§ TO DO:
Could you retype only the lines from the one containing "Enumerate this screenshot's" through the final line of the entries, both included, skipping any images?

§ EXTRACTED INFORMATION:
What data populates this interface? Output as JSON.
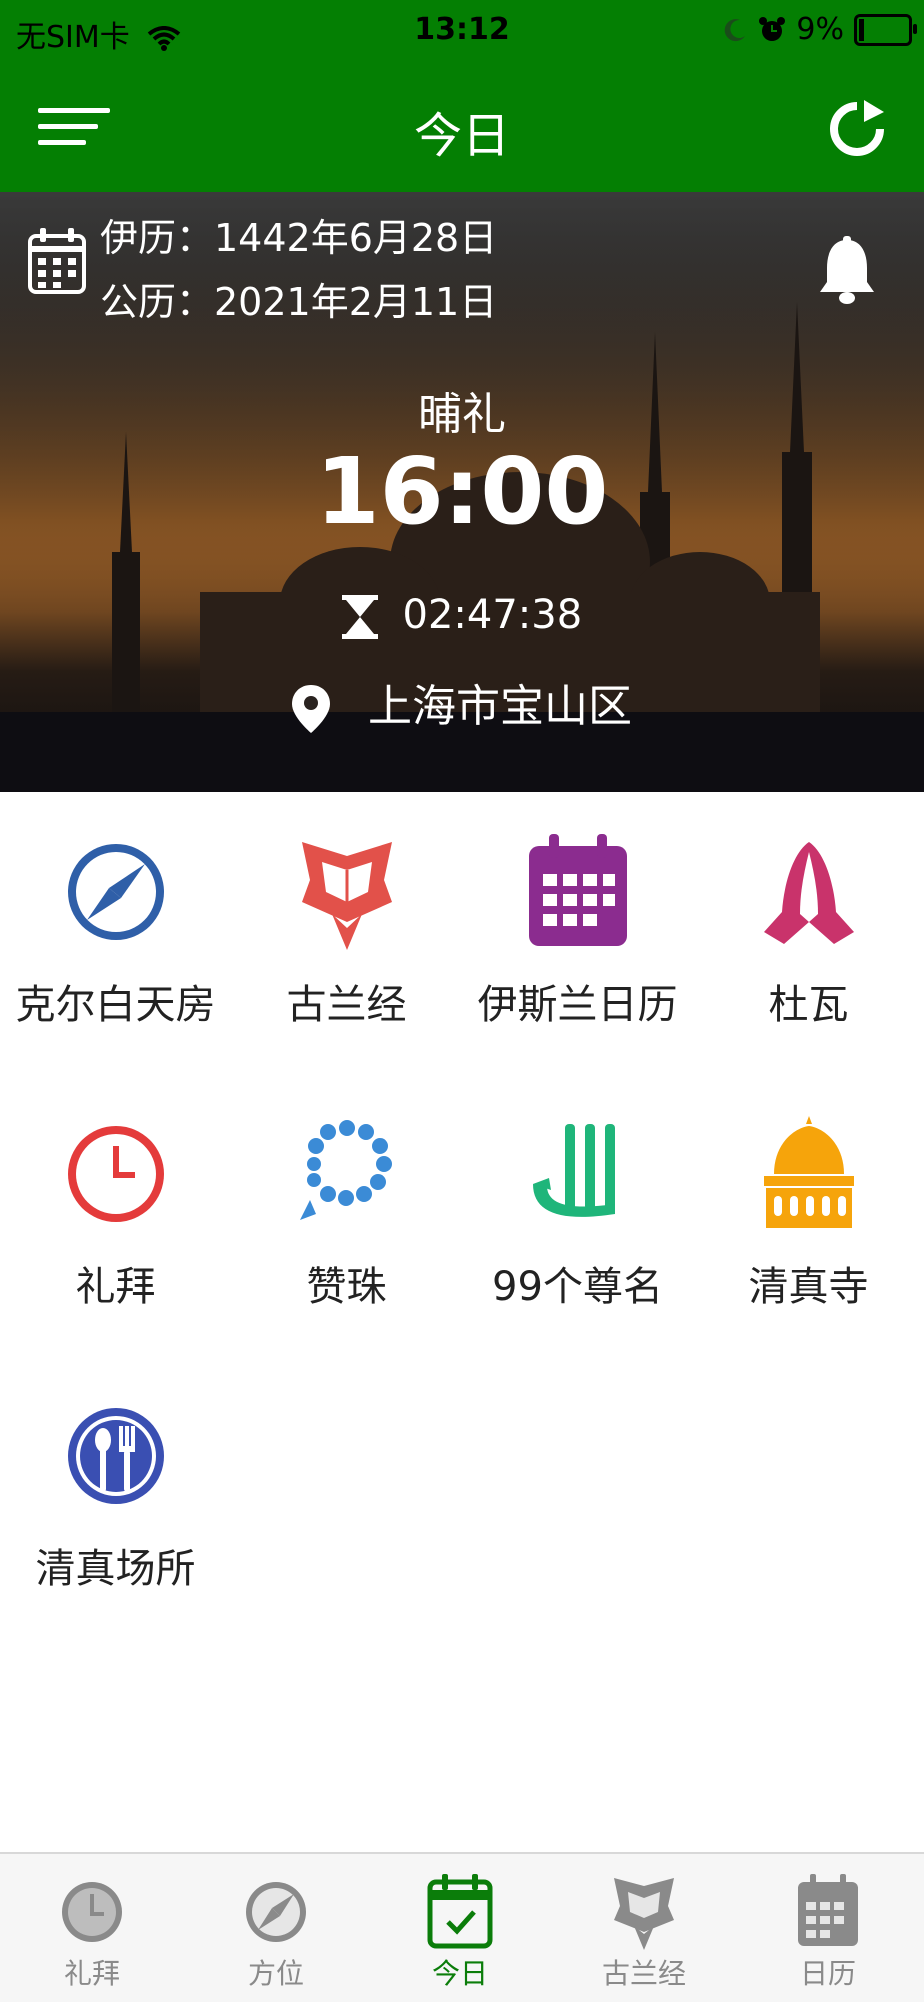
{
  "status_bar": {
    "carrier": "无SIM卡",
    "time": "13:12",
    "battery_percent": "9%",
    "battery_level": 0.09
  },
  "nav": {
    "title": "今日",
    "menu_icon": "menu-icon",
    "refresh_icon": "refresh-icon"
  },
  "hero": {
    "hijri_date": "伊历：1442年6月28日",
    "gregorian_date": "公历：2021年2月11日",
    "prayer_name": "晡礼",
    "prayer_time": "16:00",
    "countdown": "02:47:38",
    "location": "上海市宝山区"
  },
  "features": [
    {
      "label": "克尔白天房",
      "icon": "compass-icon",
      "color": "#2f5fa8"
    },
    {
      "label": "古兰经",
      "icon": "quran-icon",
      "color": "#e2514a"
    },
    {
      "label": "伊斯兰日历",
      "icon": "calendar-icon",
      "color": "#8b2c8f"
    },
    {
      "label": "杜瓦",
      "icon": "praying-hands-icon",
      "color": "#c9336b"
    },
    {
      "label": "礼拜",
      "icon": "clock-icon",
      "color": "#e43b3b"
    },
    {
      "label": "赞珠",
      "icon": "prayer-beads-icon",
      "color": "#3b8bd6"
    },
    {
      "label": "99个尊名",
      "icon": "allah-calligraphy-icon",
      "color": "#1fb57a"
    },
    {
      "label": "清真寺",
      "icon": "mosque-icon",
      "color": "#f6a40b"
    },
    {
      "label": "清真场所",
      "icon": "restaurant-icon",
      "color": "#3a4fb2"
    }
  ],
  "tabs": [
    {
      "label": "礼拜",
      "icon": "clock-icon",
      "active": false
    },
    {
      "label": "方位",
      "icon": "compass-icon",
      "active": false
    },
    {
      "label": "今日",
      "icon": "today-calendar-icon",
      "active": true
    },
    {
      "label": "古兰经",
      "icon": "quran-icon",
      "active": false
    },
    {
      "label": "日历",
      "icon": "calendar-icon",
      "active": false
    }
  ],
  "colors": {
    "brand_green": "#047f03",
    "active_tab": "#0b7d0a",
    "inactive_tab": "#8a8a8a"
  }
}
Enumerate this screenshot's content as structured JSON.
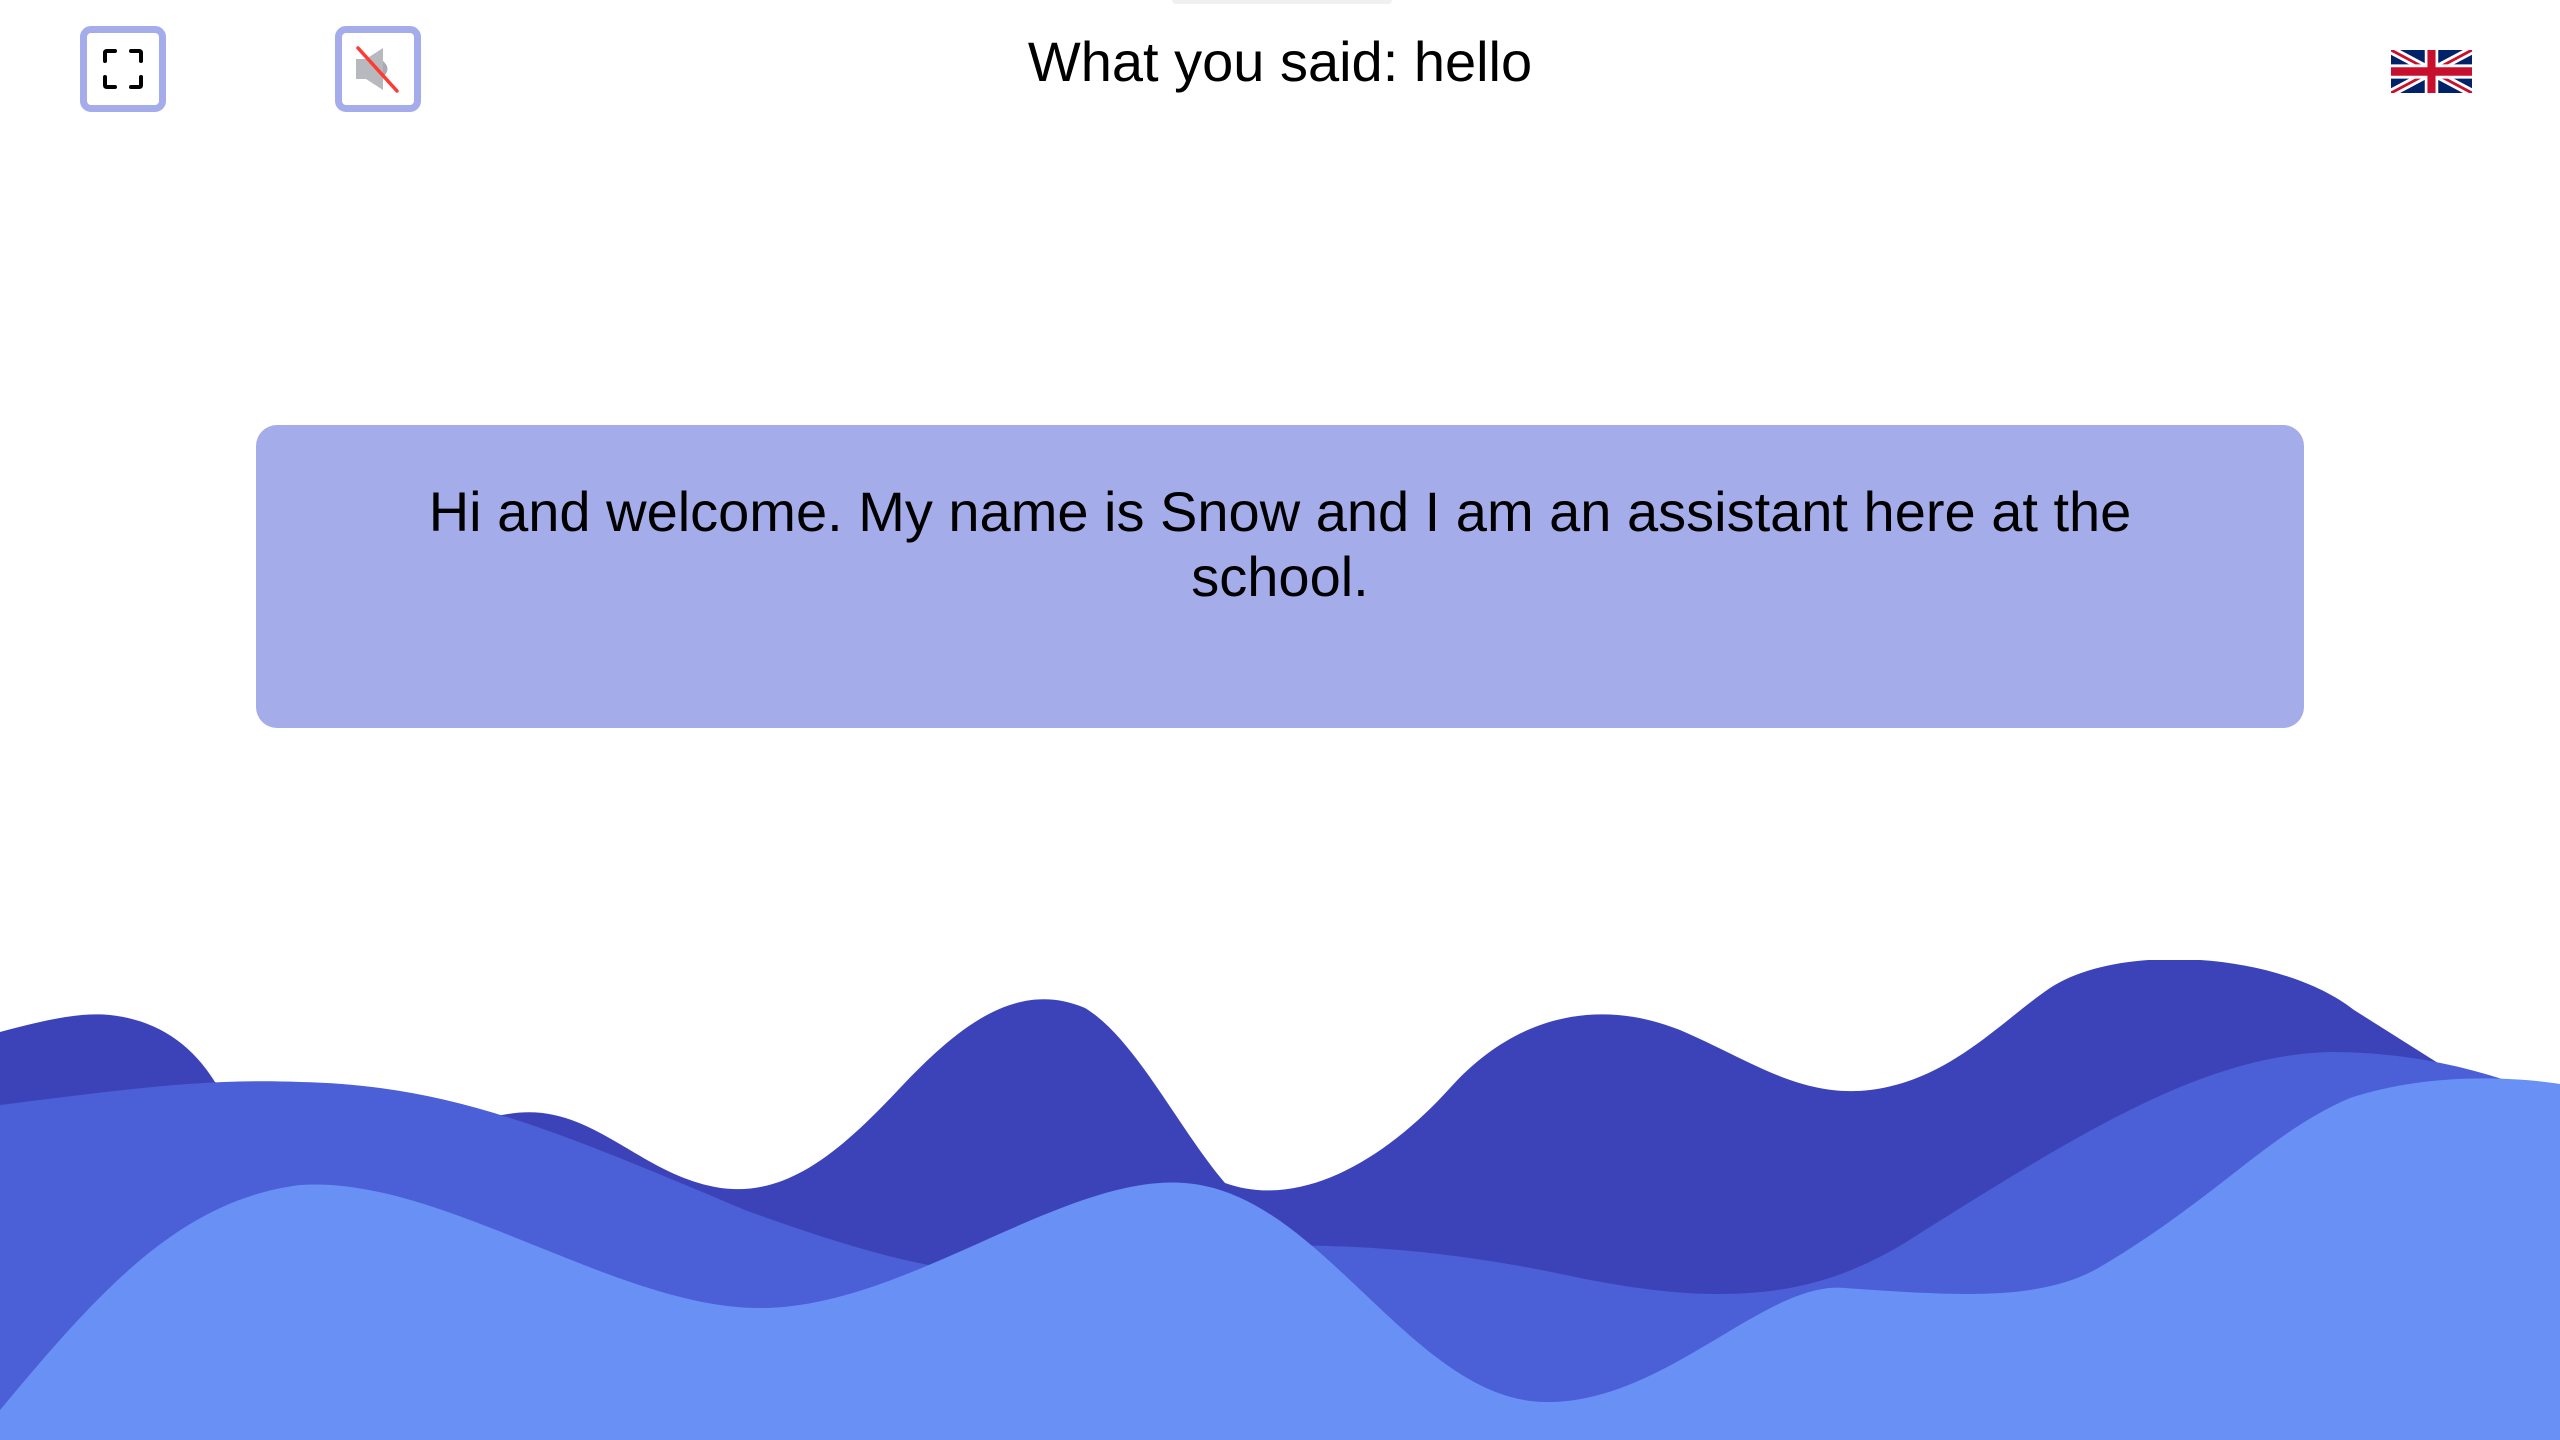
{
  "header": {
    "transcript_text": "What you said: hello",
    "fullscreen_icon": "fullscreen-icon",
    "mute_icon": "speaker-muted-icon",
    "language_icon": "uk-flag-icon"
  },
  "assistant": {
    "message": "Hi and welcome. My name is Snow and I am an assistant here at the school."
  },
  "colors": {
    "button_border": "#a4acec",
    "message_background": "#a4acea",
    "wave_back": "#3c43b9",
    "wave_middle": "#4b5fd6",
    "wave_front": "#6890f5",
    "mute_slash": "#ff3b30"
  }
}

§ RESULT OF THE TASK:
Enumerate this screenshot's content as structured JSON.
{
  "header": {
    "transcript_text": "What you said: hello",
    "fullscreen_icon": "fullscreen-icon",
    "mute_icon": "speaker-muted-icon",
    "language_icon": "uk-flag-icon"
  },
  "assistant": {
    "message": "Hi and welcome. My name is Snow and I am an assistant here at the school."
  },
  "colors": {
    "button_border": "#a4acec",
    "message_background": "#a4acea",
    "wave_back": "#3c43b9",
    "wave_middle": "#4b5fd6",
    "wave_front": "#6890f5",
    "mute_slash": "#ff3b30"
  }
}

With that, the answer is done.